On January 19, 2012, Henry Abbot wrote a fantastic article about how NBA champions no longer play their stars heavy minutes. I came across this article when I was reading another more recent article he wrote about the disappearance of 20 points-per-game scorers (also a really fun read), and it struck me that the 2012 piece is particularly relevant to this year's Clipper squad.

Pound it.
Pound it.

Abbot, one of my favorite writers at ESPN, discussed how over the past 20 years, 11 of the first 13 champions had players who had played over 3,000 minutes (i.e. 37 minutes per game). But over these last 7 years, exactly zero champions have had players who played over 3,000 minutes. As this was written in 2012, it didn't include the 2012 Champions, the Miami Heat, and last year LeBron James played 37.5 minutes and won the title. However, in the lockout-shortened season, he still didn't breach the 3,000 threshold, and I'm not sure the fatigue-level of a 66-game season is really comparable to a regular one.
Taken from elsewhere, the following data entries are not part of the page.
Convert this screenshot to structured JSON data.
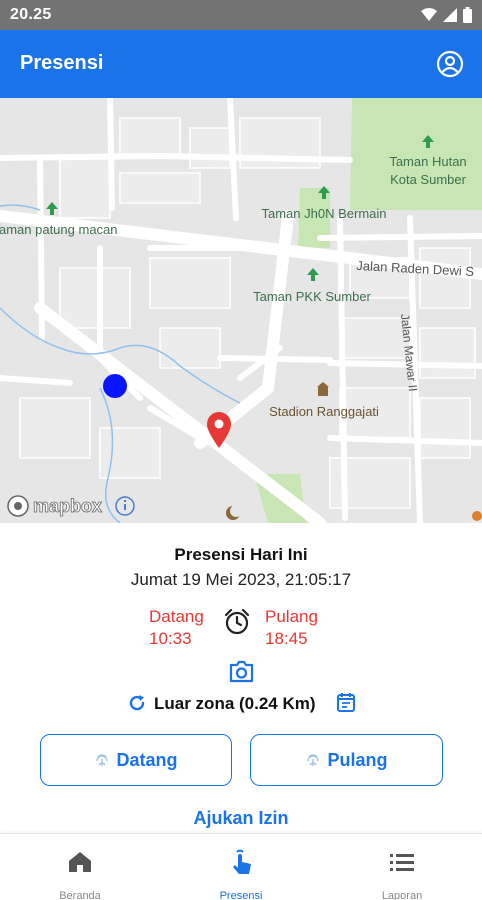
{
  "status_bar": {
    "time": "20.25"
  },
  "app_bar": {
    "title": "Presensi"
  },
  "map": {
    "labels": {
      "taman_hutan_1": "Taman Hutan",
      "taman_hutan_2": "Kota Sumber",
      "taman_jh0n": "Taman Jh0N Bermain",
      "taman_patung": "Taman patung macan",
      "jalan_raden": "Jalan Raden Dewi S",
      "taman_pkk": "Taman PKK Sumber",
      "jalan_mawar": "Jalan Mawar II",
      "stadion": "Stadion Ranggajati"
    },
    "attribution": "mapbox"
  },
  "attendance": {
    "title": "Presensi Hari Ini",
    "datetime": "Jumat 19 Mei 2023, 21:05:17",
    "datang_label": "Datang",
    "datang_time": "10:33",
    "pulang_label": "Pulang",
    "pulang_time": "18:45",
    "zone_status": "Luar zona (0.24 Km)"
  },
  "buttons": {
    "datang": "Datang",
    "pulang": "Pulang"
  },
  "izin_link": "Ajukan Izin",
  "bottom_nav": {
    "items": [
      {
        "label": "Beranda",
        "icon": "home-icon"
      },
      {
        "label": "Presensi",
        "icon": "touch-icon"
      },
      {
        "label": "Laporan",
        "icon": "list-icon"
      }
    ],
    "active": "Presensi"
  },
  "colors": {
    "primary": "#1a73e8",
    "status_bar": "#737373",
    "accent_red": "#e53935",
    "map_bg": "#e6e6e6",
    "park": "#c8e6b4"
  }
}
Abbot also included the average of the top 3 minutes played among championship teams (I added in the Heat):

MPG Team
35.0 2012 Heat
31.4 2011 Mavericks
32.6 2010 Lakers
34.1 2009 Lakers
31.8 2008 Celtics
31.2 2007 Spurs
31.2 2006 Heat
30.8 2005 Spurs
34.8 2004 Pistons
34.6 2003 Spurs
31.6 2002 Lakers
32.5 2001 Lakers
33.4 2000 Lakers
34.6 1999 Spurs
33.8 1998 Bulls
33.1 1997 Bulls
32.6 1996 Bulls
31.1 1995 Rockets
35.6 1994 Rockets
36.3 1993 Bulls
37.1 1992 Bulls

As you can see, the recent trend has been for teams to play their stars fewer minutes. Last year's Heat team changed that trend, but as mentioned previously, that season may not have been comparable. Also, last year marked a career low in minutes played for James, Wade, and the lowest for Bosh since he was a rookie. But I digress; let's get back to the subject at hand. Over the last 8 years, Championship teams have played their top three an average of 32 MPG, compared to an average of 34 MPG for the 13 years prior.
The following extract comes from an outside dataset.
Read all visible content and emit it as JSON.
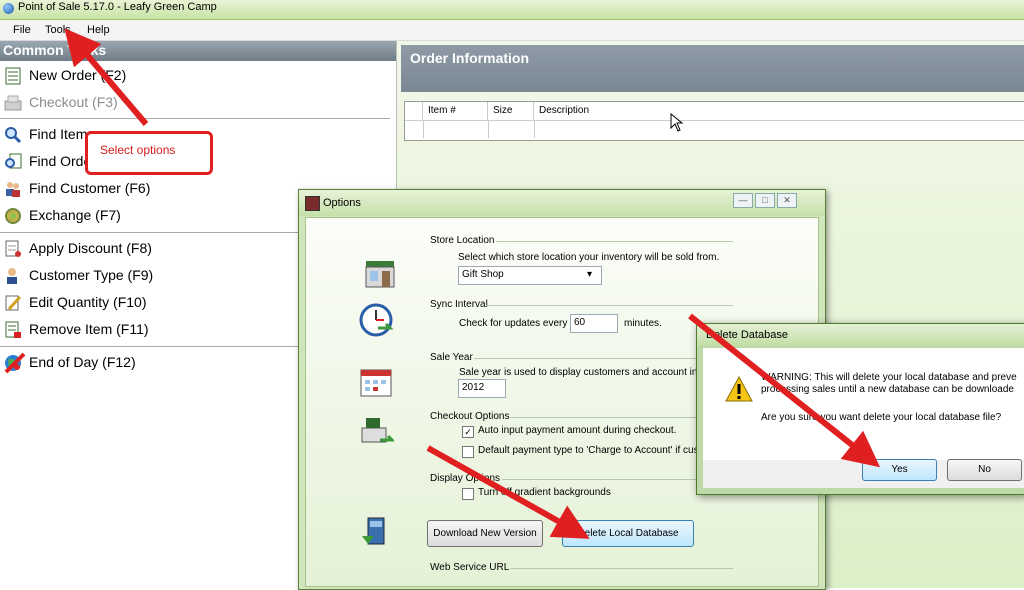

So let's look at this season's contenders (Spurs, Clippers, Knicks, Heat, Grizzlies, and Thunder):

MPG Team
30.2 2012 Spurs
31.5 2012 Clippers
34.9 2012 Knicks
35.0 2012 Heat
35.3 2012 Grizzlies
35.7 2012 Thunder

Two of these teams look as rested as the past 8 Championship teams, and the other four look like they must be getting tired. Besides last year, which again I think was an exception to the rule, you have to go all the way back to 1994 before you find a team whose top 3 averaged 34.9 minutes or more. The Spurs have always kept their stars playing low minutes, and they've been pretty successful despite not always having the biggest names on their roster. I'm glad that if Vinny's going to copy any coach's rotation-philosophy, he's copying Gregg Popovich's. So he's managing egos like Phil Jackson, and he's managing minutes like Gregg Popovich?

That'll do, Vin.


That'll do.